Required action: Scan the entries below for the word "alderaan" and copy every line where it turns up.

Record set:
────────────────────────────────────────

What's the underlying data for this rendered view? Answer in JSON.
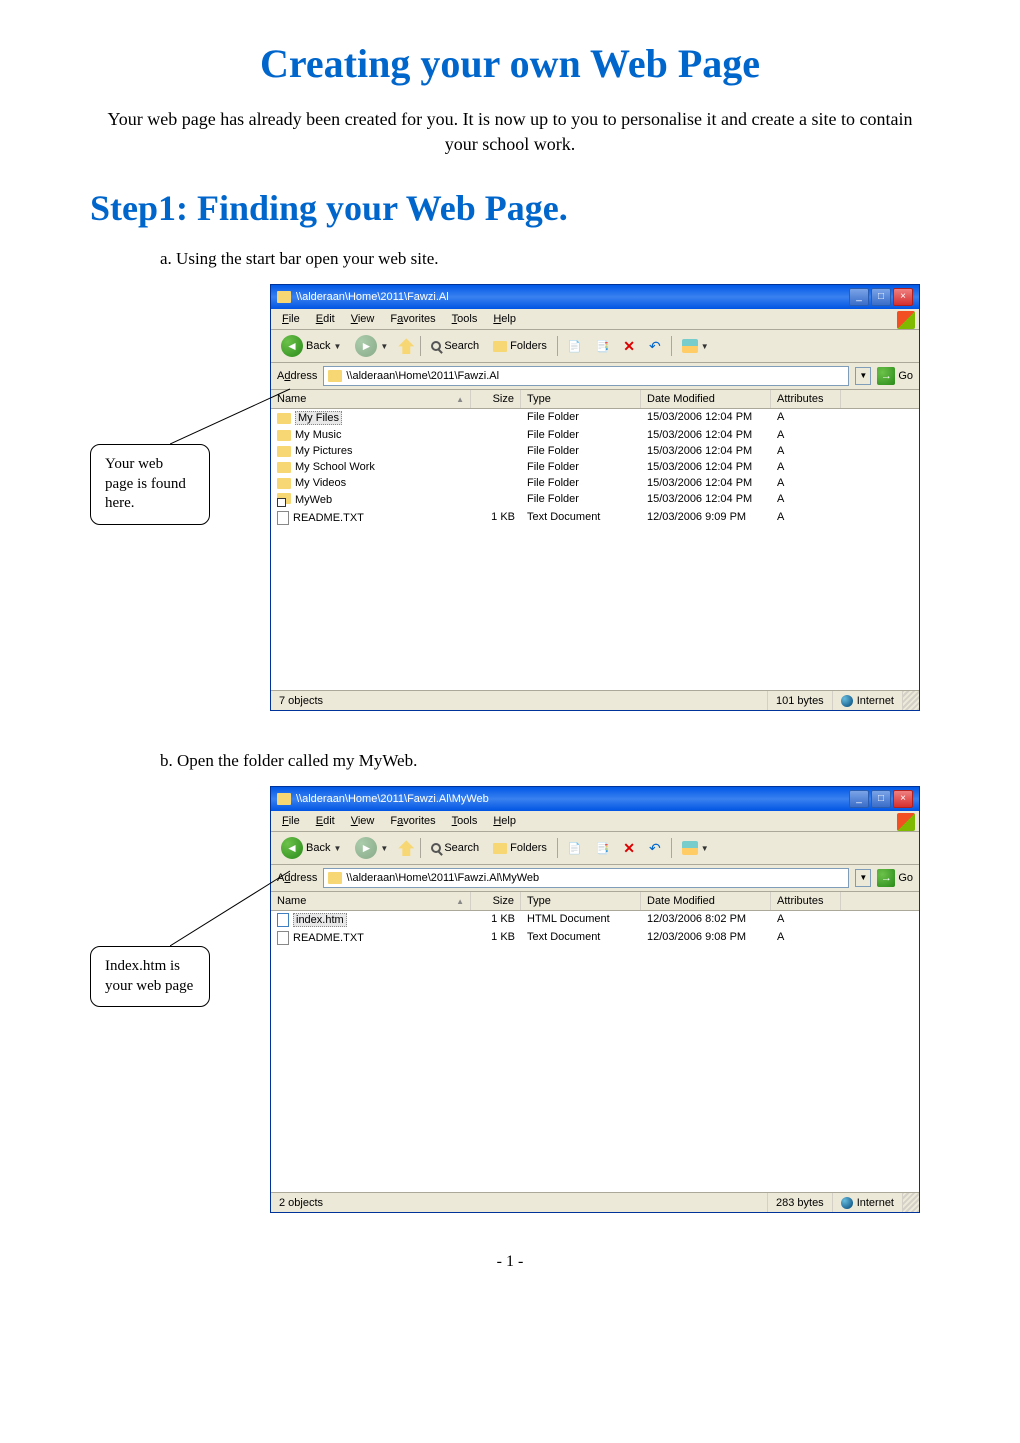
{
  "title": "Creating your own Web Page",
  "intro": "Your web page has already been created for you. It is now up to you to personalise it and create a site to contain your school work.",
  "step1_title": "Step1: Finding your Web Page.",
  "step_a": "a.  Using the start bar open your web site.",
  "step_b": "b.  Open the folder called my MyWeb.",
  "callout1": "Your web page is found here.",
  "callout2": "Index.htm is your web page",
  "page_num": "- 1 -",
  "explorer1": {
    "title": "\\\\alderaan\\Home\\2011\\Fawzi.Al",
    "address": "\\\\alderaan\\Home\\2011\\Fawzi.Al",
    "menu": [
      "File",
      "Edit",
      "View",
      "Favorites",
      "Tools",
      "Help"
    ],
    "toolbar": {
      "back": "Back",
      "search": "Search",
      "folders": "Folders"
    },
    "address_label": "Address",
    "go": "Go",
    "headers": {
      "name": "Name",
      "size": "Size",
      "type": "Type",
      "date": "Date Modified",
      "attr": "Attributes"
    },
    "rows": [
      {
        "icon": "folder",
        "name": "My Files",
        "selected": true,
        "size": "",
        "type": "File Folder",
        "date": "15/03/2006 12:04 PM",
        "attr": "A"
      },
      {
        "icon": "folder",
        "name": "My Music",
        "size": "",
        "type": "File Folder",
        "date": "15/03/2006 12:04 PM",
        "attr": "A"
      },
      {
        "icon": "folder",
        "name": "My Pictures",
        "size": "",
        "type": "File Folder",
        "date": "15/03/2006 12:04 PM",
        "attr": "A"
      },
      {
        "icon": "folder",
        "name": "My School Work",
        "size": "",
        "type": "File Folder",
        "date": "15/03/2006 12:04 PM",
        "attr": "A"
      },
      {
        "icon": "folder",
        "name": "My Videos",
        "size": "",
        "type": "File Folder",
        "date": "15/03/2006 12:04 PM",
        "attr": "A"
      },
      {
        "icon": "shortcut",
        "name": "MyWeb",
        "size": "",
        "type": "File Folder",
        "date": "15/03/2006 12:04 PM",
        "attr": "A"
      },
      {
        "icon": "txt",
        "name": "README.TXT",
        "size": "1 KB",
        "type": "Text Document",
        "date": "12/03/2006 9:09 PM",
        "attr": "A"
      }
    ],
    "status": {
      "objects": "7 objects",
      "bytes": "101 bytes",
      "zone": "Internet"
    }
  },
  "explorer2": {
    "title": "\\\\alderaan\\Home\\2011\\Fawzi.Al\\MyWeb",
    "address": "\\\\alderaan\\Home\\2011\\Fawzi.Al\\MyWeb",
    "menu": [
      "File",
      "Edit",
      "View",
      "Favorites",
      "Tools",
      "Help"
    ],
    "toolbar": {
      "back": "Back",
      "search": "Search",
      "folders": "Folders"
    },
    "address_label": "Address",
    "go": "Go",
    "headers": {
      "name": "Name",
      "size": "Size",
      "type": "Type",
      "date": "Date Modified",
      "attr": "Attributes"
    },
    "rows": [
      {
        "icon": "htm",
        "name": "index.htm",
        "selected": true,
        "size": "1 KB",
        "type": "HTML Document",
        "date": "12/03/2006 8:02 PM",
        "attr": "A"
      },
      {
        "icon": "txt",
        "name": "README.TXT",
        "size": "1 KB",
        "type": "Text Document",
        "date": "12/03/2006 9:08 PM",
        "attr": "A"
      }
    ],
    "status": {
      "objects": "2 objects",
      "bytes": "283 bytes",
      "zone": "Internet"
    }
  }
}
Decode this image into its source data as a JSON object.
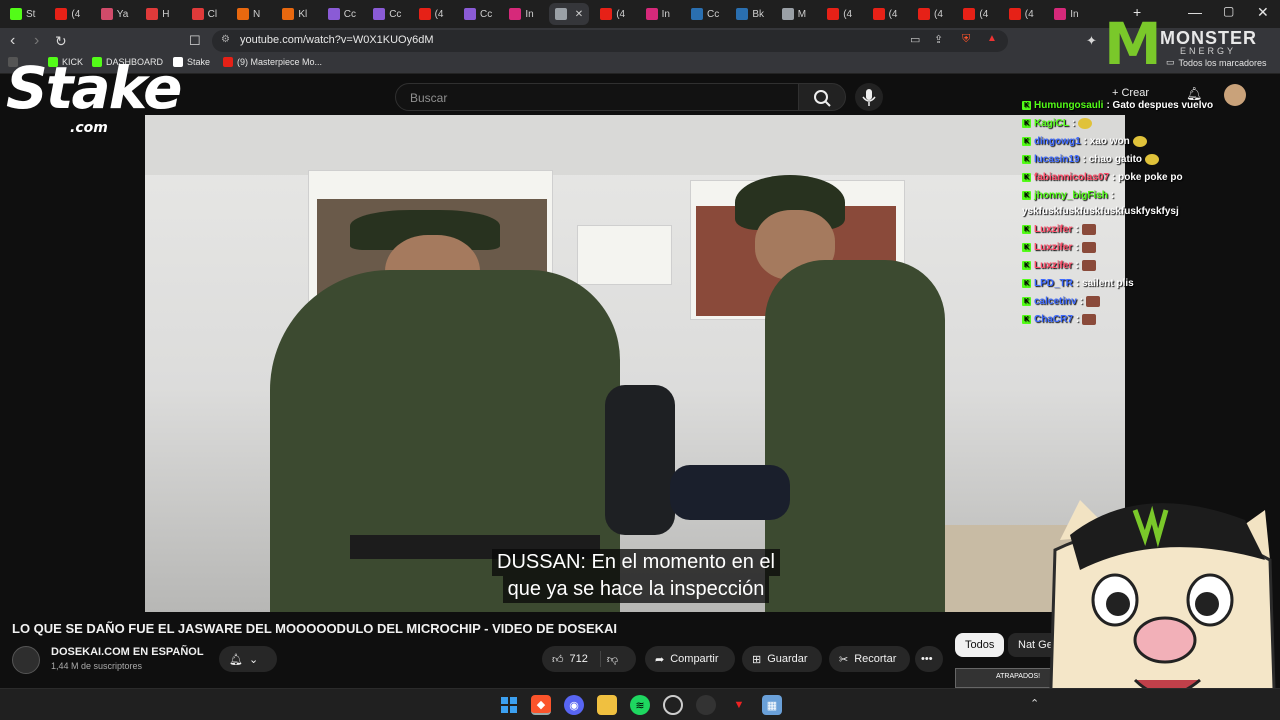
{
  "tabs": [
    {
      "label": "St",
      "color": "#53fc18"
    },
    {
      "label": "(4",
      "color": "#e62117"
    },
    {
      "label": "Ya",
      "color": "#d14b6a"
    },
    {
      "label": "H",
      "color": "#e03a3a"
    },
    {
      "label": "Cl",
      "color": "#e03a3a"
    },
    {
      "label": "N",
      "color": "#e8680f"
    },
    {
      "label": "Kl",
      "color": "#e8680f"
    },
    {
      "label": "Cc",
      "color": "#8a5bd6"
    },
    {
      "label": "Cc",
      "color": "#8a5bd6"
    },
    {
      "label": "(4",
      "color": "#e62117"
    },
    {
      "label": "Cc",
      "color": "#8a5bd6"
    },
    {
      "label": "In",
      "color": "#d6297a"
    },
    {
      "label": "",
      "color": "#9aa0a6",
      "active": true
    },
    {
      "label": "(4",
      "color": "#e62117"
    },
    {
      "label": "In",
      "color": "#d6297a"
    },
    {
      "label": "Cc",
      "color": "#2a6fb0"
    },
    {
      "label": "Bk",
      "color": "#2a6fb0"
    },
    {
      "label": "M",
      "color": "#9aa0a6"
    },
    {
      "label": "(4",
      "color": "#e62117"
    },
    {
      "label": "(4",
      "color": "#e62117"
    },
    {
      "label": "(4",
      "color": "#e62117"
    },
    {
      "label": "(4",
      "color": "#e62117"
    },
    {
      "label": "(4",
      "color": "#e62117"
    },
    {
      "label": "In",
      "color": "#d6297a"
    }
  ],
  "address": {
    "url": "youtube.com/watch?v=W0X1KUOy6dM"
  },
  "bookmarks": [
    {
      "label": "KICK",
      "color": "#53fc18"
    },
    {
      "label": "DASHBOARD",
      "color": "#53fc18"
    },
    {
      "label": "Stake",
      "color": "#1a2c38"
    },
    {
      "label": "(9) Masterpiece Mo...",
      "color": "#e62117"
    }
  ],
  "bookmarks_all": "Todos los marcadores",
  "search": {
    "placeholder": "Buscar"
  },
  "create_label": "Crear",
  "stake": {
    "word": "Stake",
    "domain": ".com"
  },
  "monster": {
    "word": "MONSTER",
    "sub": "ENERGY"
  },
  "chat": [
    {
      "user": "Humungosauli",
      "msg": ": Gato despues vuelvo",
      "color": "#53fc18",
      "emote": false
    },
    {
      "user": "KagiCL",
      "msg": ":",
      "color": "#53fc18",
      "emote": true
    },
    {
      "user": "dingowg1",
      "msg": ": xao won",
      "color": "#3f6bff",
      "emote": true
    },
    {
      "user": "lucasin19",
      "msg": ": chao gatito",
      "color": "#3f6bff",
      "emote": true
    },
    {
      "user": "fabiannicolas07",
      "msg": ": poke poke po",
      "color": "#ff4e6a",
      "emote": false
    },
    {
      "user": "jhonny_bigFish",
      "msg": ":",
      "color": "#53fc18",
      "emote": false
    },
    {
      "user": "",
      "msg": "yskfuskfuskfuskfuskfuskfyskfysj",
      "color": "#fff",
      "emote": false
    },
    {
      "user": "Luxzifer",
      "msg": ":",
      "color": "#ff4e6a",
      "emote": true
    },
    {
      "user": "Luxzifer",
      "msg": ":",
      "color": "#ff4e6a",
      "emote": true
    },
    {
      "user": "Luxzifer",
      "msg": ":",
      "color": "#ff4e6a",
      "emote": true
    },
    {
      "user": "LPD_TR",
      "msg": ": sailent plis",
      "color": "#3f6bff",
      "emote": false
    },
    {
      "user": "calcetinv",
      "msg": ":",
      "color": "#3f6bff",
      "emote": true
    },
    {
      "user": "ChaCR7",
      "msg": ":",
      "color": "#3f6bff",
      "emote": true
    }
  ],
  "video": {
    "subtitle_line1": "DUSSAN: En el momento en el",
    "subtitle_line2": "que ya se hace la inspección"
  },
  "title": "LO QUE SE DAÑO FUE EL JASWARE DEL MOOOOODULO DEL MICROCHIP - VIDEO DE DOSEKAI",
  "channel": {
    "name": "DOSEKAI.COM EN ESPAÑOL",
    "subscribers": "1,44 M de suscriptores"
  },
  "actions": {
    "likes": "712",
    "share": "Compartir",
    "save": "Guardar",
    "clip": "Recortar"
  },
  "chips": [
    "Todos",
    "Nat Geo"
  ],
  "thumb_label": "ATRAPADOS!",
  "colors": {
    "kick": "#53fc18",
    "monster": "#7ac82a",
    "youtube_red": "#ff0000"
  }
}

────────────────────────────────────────

Your solution:
    "title": "\\\\alderaan\\Home\\2011\\Fawzi.Al",
    "address": "\\\\alderaan\\Home\\2011\\Fawzi.Al",
    "title": "\\\\alderaan\\Home\\2011\\Fawzi.Al\\MyWeb",
    "address": "\\\\alderaan\\Home\\2011\\Fawzi.Al\\MyWeb",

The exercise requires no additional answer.